Lesson 2 Activity 2 & 3 - Decode the model
Activity #2: Inspecting the Water Pumping Model
- Identify familiar coding blocks
- Decode model.
- Read the important questions to ask when decoding a model.
Review familiar and new command blocks.
- Keep track of familiar command blocks. Students can refer to their StarLogo Nova Command Blocks and CS Concepts reference sheets from Module 1.
- Review what the new command blocks do [New commands and concepts sheet].
- Look at the different sections of code for the Water Pump Starter Base Model (http://www.slnova.org/GUTS/projects/127853/edit/)
Decode the Water Pumping model
- Open the code blocks document and save it to your Google Drive.
- Decode the model a piece at a time: Pump, Evaporation, Make Sky, Make Pump, Make Earth, Position Groundwater, Groundwater Movement.
- Add a detailed description of what the procedures do in the code blocks document.
Important questions to ask when decoding a model:
There are three major abstractions in any agent-based model: agents with rules that they follow, the environment in which they coexist, and time. In StarLogo Nova, the first two are easy to see — the agents are the different turtles and the environment is Spaceland. Time is harder to see; instead it can be thought of as a series of time slices or “clock ticks.” At each tick, all of the agents have a chance to update their position or state. Ticks or time slices are not the same as seconds because it may take more or less than one second to update all of the agents. In StarLogo Nova, the time model is built into the forever buttons and the collision blocks; each time through the “run loop,” every agent gets updated.
Whenever we start looking at a new model we should ask how these three elements of a model have been implemented. A simple way to begin to understand a model is to ask, “Who are the agents?”, “How do they behave?”, “What is the environment they live in?”, and “What happens each time through the run loop?”
Activity #3: Adding a Slider for Evaporation Rate
- Add a slider for evaporation rate.
- Run an experiment using the evaporation slider.
- Discuss the results and relate them to the hydrologic cycle.
Add a slider for evaporation rate.
- Remix the model and rename it by adding “mod 1.”
- Review the part of the code that controls evaporation.
- Can you think of a way of changing the evaporation rate without going to the code?
- Click "edit widgets" in Spaceland. Add a widget in Spaceland — slider — and give it a name.
- Change the maximum and minimum and step size for the evaporation rate, a rate of 100 is usually good. (Double click on the slider.) Click “edit widgets” again to get out of the editing widgets mode.
- Check the code for the evaporation procedure. Does it work? Why not? It’s still the same. We need to change the code here too, not just by adding a widget.

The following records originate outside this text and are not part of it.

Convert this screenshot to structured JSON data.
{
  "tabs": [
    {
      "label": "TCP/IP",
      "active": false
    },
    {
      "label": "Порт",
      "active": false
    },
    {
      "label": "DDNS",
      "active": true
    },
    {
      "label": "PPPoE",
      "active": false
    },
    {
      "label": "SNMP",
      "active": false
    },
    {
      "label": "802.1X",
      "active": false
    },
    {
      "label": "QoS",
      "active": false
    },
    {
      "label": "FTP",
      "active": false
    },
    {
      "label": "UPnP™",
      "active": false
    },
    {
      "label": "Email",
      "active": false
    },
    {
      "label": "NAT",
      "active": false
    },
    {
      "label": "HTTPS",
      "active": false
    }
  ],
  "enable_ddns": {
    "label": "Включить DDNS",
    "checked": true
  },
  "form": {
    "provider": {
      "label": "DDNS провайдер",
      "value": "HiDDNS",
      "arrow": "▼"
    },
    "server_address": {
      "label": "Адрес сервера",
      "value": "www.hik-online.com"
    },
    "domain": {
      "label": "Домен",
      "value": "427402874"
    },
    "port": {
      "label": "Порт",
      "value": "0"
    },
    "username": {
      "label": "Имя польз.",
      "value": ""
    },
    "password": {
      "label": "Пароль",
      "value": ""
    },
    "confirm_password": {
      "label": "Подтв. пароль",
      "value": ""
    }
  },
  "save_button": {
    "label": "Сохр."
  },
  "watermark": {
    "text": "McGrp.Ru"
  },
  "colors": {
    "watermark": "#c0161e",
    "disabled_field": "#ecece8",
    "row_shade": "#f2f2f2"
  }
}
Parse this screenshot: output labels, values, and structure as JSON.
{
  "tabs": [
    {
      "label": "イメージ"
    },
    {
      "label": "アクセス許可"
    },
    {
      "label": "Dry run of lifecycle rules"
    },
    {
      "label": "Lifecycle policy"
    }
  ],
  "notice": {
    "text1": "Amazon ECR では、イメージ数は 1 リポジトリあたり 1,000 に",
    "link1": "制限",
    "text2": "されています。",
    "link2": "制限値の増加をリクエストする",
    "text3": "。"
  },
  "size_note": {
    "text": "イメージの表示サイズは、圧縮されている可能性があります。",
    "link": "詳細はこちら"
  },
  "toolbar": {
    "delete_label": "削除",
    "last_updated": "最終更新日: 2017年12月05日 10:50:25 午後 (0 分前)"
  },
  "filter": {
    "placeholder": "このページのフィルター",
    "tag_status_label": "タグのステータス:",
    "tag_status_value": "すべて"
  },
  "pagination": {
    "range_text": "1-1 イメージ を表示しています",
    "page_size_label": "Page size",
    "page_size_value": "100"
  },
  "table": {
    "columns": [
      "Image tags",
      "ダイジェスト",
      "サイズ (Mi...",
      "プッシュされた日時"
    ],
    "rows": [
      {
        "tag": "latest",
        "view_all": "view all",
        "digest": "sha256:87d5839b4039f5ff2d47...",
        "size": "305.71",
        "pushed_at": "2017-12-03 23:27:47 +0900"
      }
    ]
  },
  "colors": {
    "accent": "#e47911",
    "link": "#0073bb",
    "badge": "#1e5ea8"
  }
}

- Find the "slider value" block and add it to the code. Give it the correct name (of the widget we already added).
- Save and run the code again. Change the evaporation rate on the slider. Has anything happened?
Run an experiment using the evaporation rate slider.
- Now that it’s easy to change the evaporation rate we can run an experiment! We can observe the system from the global perspective to see the relationship between evaporation rate and the availability of water, as well as some of the dynamics of the hydrologic cycle. (CCC: Scale, proportion, and quantity)
- Use the Experimental Design form to sketch out your intention. You will need to use multiple trials at each setting and to clearly identify the variables. Check that your question is testable given the slider you set up.
- Run your experiment so the question can be answered. Which variable will you be changing? What range? How many trials at each setting? This information should be documented before beginning.
- Collecting and analyzing data. Using the instrumentation in the model (the graph and the data boxes) to monitor the amount of groundwater under the different scenarios you are testing. Record the data. Look for patterns in your data [draw a graph and/or make a table, record observations]. (CCC: Patterns)
Reflect on the results and relate them to the hydrologic cycle.
- Did the experiment work as you expected?
- What do you think will happen if we run out of groundwater? (Practice 1: Asking questions and defining problems)
- Consider the limitations of the model and think of ways of improving it.
- What’s missing from this Water Pumping model? (Practice 2: Developing and using models)
- How do humans influence the hydrologic cycle?
- How can we add water sharing and infiltration to our model? (Practice 1: Asking questions and defining problems) Discuss adding more pumps as well as changing how the water moves through the earth.
Upload your experimental design form and a link to your model in your portfolio in the section "SL Nova Projects- Earth" under the heading "Water Pumping model with evaporation rate slider"